The Gulf of Mexico covers an area of more than 1,500,000sq km, has a maximum depth of about 3,700m, and includes many of the geomorphic features of large oceans.The continental shelf, slope, rise, and abyssal plain comprise the major physiographic provinces of the guldf and contain avariety of subprovinces distinguished by topographic character and geomorphic history.
The gulf shelf is a relatively smooth, gently sloping surface marked locally bylow-relief featuresformed by sea-level fluctuation during the Pleistocene, reef growth, near-surface movement of diapiric salt and mud, and faulting. Shelf width varies from about 280km off the Florida and Yucatan Peninsulas to less than 10km at the Mississippi Delta. The continental slope consists of a considerable variety of physiographic subprovinces and individual features that encircle the deep gulf floor.
The distinctive subprovinces of the gulf slope have evolved in response to reef building and constructional sedimentation on the Florida and Yucatan carbonate platforms; erosion, nondeposition, slumping, and fault ing in the Straits of Florida and Yucatan Channel; salt diapirism and differential sedimentation in the region off Texas and Louisiana; the largeaccumulation of mainly Pleistocene sediment on a former continental slope seaward of the Mississippi Delta; tectonic uplift and diapirism in theGolfo de Campeche; and shale mobilization of feastern Mexico.

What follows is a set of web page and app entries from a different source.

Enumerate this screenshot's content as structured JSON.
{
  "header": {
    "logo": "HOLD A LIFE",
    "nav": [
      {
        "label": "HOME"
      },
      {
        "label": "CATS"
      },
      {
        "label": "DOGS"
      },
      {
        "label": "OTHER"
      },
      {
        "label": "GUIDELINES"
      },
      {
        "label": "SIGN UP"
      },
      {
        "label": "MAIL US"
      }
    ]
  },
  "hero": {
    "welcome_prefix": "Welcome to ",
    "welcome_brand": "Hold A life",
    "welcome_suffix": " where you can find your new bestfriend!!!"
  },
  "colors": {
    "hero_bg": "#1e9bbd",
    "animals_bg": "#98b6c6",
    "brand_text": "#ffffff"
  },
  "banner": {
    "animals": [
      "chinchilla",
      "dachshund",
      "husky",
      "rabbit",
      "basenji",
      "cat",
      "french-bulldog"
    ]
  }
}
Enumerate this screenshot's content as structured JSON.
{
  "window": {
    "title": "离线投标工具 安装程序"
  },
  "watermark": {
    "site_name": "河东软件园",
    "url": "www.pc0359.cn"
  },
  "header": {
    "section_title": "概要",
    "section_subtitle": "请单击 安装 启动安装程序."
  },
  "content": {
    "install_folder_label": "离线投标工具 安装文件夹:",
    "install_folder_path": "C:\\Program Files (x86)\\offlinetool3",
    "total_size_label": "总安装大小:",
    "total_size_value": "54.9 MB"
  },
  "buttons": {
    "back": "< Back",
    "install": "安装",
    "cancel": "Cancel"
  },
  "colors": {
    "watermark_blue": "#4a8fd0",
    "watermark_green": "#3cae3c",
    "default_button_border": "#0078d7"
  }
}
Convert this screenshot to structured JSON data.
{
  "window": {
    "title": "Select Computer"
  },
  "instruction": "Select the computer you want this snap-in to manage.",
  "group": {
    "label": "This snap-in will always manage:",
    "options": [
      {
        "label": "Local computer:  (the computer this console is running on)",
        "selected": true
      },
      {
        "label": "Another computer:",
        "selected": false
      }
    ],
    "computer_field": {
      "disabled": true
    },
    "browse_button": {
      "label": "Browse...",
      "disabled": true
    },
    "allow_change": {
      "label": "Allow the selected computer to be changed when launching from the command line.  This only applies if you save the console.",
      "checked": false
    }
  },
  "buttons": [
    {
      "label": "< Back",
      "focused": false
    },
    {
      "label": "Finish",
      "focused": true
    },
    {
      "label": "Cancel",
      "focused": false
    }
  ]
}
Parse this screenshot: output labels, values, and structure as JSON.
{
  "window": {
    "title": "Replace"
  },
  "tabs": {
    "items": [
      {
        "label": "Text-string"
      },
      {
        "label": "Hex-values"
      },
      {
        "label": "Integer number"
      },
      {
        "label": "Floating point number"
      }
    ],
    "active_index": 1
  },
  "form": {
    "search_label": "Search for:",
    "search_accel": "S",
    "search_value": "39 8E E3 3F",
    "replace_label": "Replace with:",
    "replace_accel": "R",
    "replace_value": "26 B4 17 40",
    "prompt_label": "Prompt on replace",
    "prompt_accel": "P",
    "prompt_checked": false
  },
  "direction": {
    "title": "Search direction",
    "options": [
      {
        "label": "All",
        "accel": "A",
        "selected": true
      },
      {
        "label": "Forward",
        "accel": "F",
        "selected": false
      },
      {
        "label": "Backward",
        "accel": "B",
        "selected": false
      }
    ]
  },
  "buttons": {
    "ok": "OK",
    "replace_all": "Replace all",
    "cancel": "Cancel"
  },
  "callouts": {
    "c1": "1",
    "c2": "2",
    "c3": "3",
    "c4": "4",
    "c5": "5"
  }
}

In contrast to the greatly varied, irregular topography of the continental slope,thedeep seafloor of the gulf (composed of continental rise and abyssal plainprovinces) is an almost featureless plain smoothed by turbidite and pelagic sedimentation and marked locally bylow-relief knolls, sedimentary aprons, and small-leveed channels.